A widely used indicator of asset quality is the percentage of problem assets a bank holds compared to its total assets. As of December 31, 2017, 2.51 percent of Bank of Utica's loans were noncurrent -- in other words, they were more than 90 days past due or were in non-accrual status. That's above the national average of 1.01 percent.

Banks keep a reserve known as an "allowance for loan and lease losses" to deal with problem assets . Comparing the reserve's size to the total amount of at-risk loans can be a useful indicator when evaluating a bank's ability to manage problem assets. Unfortunately, the FDIC did not provide information on Bank of Utica's loan loss allowance in its most recent filings.

Earnings score

How profitable a bank is has an effect on its long-term survivability. A bank can retain its earnings, expanding its capital cushion, or put them to work addressing problematic loans, potentially making the bank better able to withstand financial shocks. However, banks that are losing money are less able to do those things.

Bank of Utica received above-average marks on Bankrate's test of earnings, achieving a score of 18 out of a possible 30.

Return on equity, calculated by dividing net income (profit, essentially) by total equity, is one important measure of a bank's earnings. Bank of Utica's most recent annualized quarterly return on equity was 9.83 percent, above the national average of 8.10 percent.

The bank reported net income of $20.5 million on total equity of $222.8 million for the twelve months ended December 31, 2017. The bank had an annualized return on average assets, or ROA, of 1.91 percent, above the 1 percent deemed satisfactory in accordance with industry standards, and above the average for U.S. banks of 1.00 percent.

WHAT IS SAFE & SOUND?

Bankrate.com's Safe & Sound Ratings provide a star rating system to evaluate the current financial status of financial institutions. The information gathered about banks, credit unions and thrifts is updated as set forth in the Terms of Use of Safe & Sound Ratings and Reports. The Safe & Sound Ratings information is grouped by categories of banks, thrifts and credit unions.

Scoring methodology

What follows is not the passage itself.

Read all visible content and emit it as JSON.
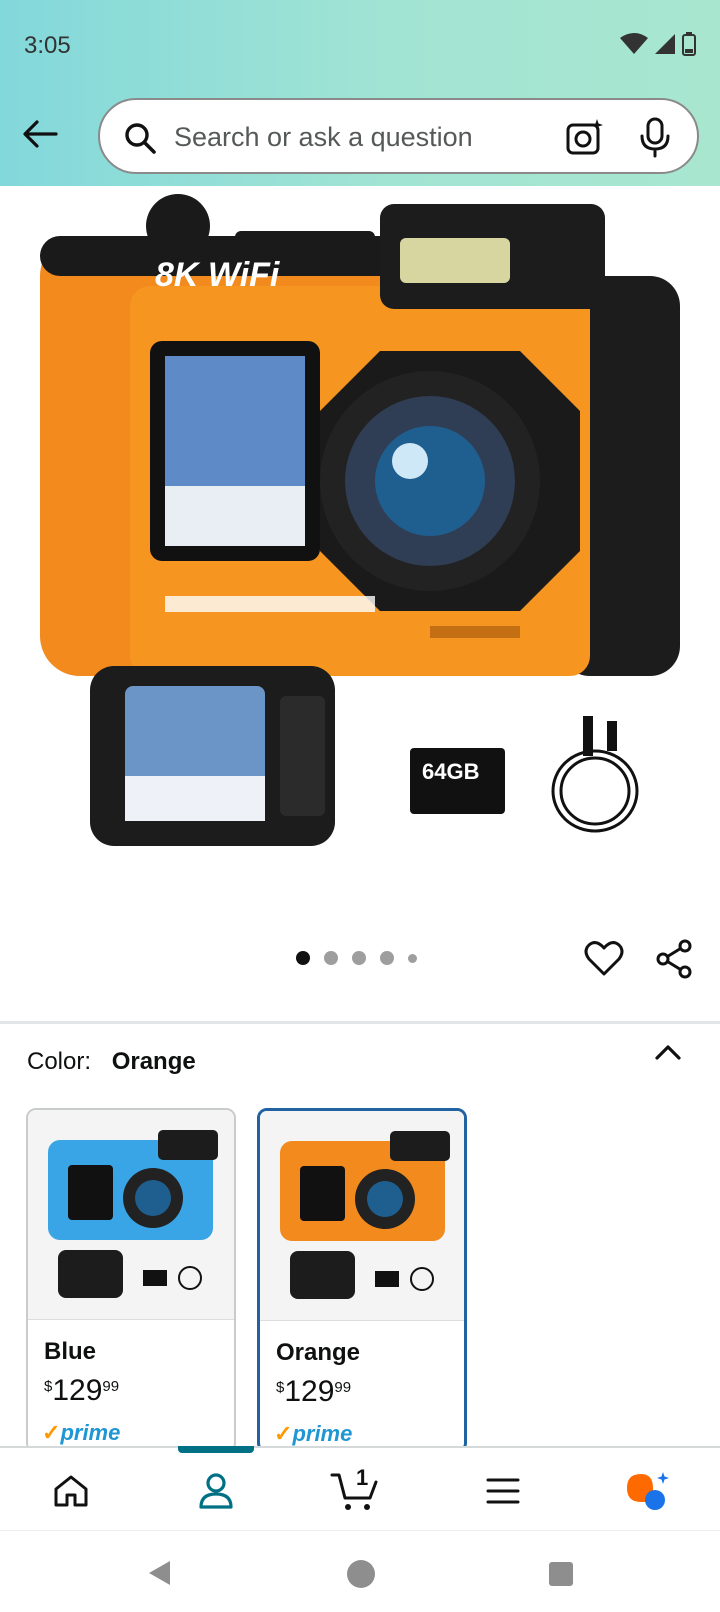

Bankrate.com evaluates the financial condition of institutions and assigns a one- to five-star rating for each with five stars representing the highest rating. Institutions with satisfactory performance will generally receive a rating of three or more stars. The majority of institutions fall into the three- to four-star range. An institution with an "NR" rating may be too new to rate or may have limited the publicly available information in their regulatory filings. The "NR" is not an indication of financial strength or weakness. The Safe & Sound rating is believed to be reliable, but the information is not guaranteed. In addition, events since the information was collected may have altered the institution's financial condition.